Torrey Gazette is the combined work of everyday Christians blogging on books, family, art, and theology. So pull up a seat and join us. Family Table rules apply. Shouting is totally acceptable.

Book Notes: Five Points by John Piper

Those interested in reading my original view can find it here. But that review was trimmed for the purpose of the review. Here are my notes from reading. They are built off of my original hand written notes while reading the book. There is some expansion of thought but nothing synthetic of meant to be read as a comprehensive coverage.


  • This section contained typical Piper passion. His desire to drink of the deepness of theology is contagious. The knowledge of God is to be craved and Piper communicates that faithfully.

Historical Roots

  • This book contains a basic but important introduction. The historical roots of the "five points" as a response to Arminian theology is essential in fair representation about why modern Calvinists might want to change the definitions or order.
  • I didn't realize that Timothy George was a Calvinist.
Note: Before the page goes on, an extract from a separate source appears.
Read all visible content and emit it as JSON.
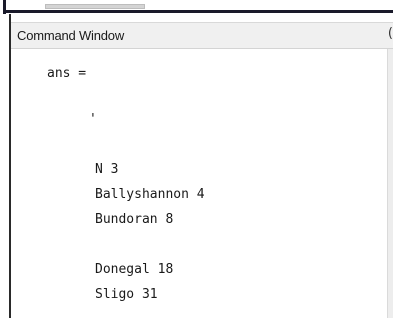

I had been introduced to his "ROSES" acronym by the Molinist Kenneth Keathley.
  • Piper makes the decision to go through the points in the general order that people experience them. This will be common knowledge to those who have heard Piper teach through Calvinism but it is also beneficial in this book.
  • "This Christ died for all people..." (pg. 16) - Piper is not against using some language that people may not associate with Calvinist. This is one of those statements.
  • "This perseverance is the promise of the new covenant..." (pg. 16) - This is a Baptist view on these doctrines. Presbyterians of many colors will take issue with Piper every time he addresses the new covenant.

Total Depravity

  • Piper has some good stuff in this chapter on the farce that is modern religious experience. The quote "they do not seek Him for who He is" (pg. 19) was one of the highlights of the book in terms of light-bulb type moments.

  • "Everything man does is sin" (pg. 20) - This is an important and foundational element in Piper's theology. Pretty Edwardian. I agree in most applications of this though I'm sure private detailed discussion would reveal minor disagreements.

Irresistible Grace

  • "This personal experience..." (pg. 25) - This chapter begins with this type of foundation. Correct though it may be, it is way too dependent upon conversion/revival theology for my liking. It almost removes any description of covenant children raised in a Godly home.
  • Piper did provide some interesting Biblical references in this chapter. His use of Job 42:2 and Ephesians 4:30 came within excellent and interesting contexts.
  • His treatment of typical John passages (pg. 27-30) is good if not overly rehearsed. No one is being taught anything new nor are they being led into a difficult interpretation.
  • Piper has some interesting comments on Judas (pg. 29-30) when it concerns common grace. One must wonder how much of an impact Doug Wilson has has on some of Piper's latest thoughts in this category.
  • Piper defends a strong and consistent "regeneration before faith" perspective. He is thoroughly "Reformed" in this capacity and does not do enough exegesis to prove the point.

Limited Atonement

  • Concerning the atonement, Piper is good at clearly expressing that one is either limited in scope or limited in effect. This is a great way of presenting this though not entirely novel.
  • Piper does do an incredible job describing how Christ died for "all" in very different ways (pg. 40). Many non-Calvinists will not be comforted with his language but should appreciate his work to push Calvinists to greater appreciation of Biblical language.
  • It is in this section that Piper will find his greatest source of disagreement with the Presbyterians reading this material. His handling of the New Covenant is quite poor and entirely in line with an overly individualistic perspective on soteriology.

Unconditional Election

  • This is by far the weakest chapter in terms of newness. This is traditional Calvinist writing that fails to increase the "grace" of God as was intended in the writing of this book. Even after going through these points in his desired order, Piper is incapable of making this point any more palatable.
  • Piper makes a point about how God "works out eternal love in history..." (pg. 61) but he completely ignores an Old Testament perspective on corporate election. Somehow "individual election" comes breaking out in the New Testament under Paul? He ignores the application of "foreknowledge" from an OT perspective.

Preservation of the Saints

  • This section is the highlight of the book at must be read in its fulness to appreciate the fulness of Piper's teaching on this subject. Such thinness can often be found in Calvinist writings. But here with Piper the pastoral concern comes crashing down with fulness.

Nothing to Hope for & Nothing to Fear | Nothing to Gain & Nothing to Lose

Lord's Prayer Meditation: “Us” is Reflective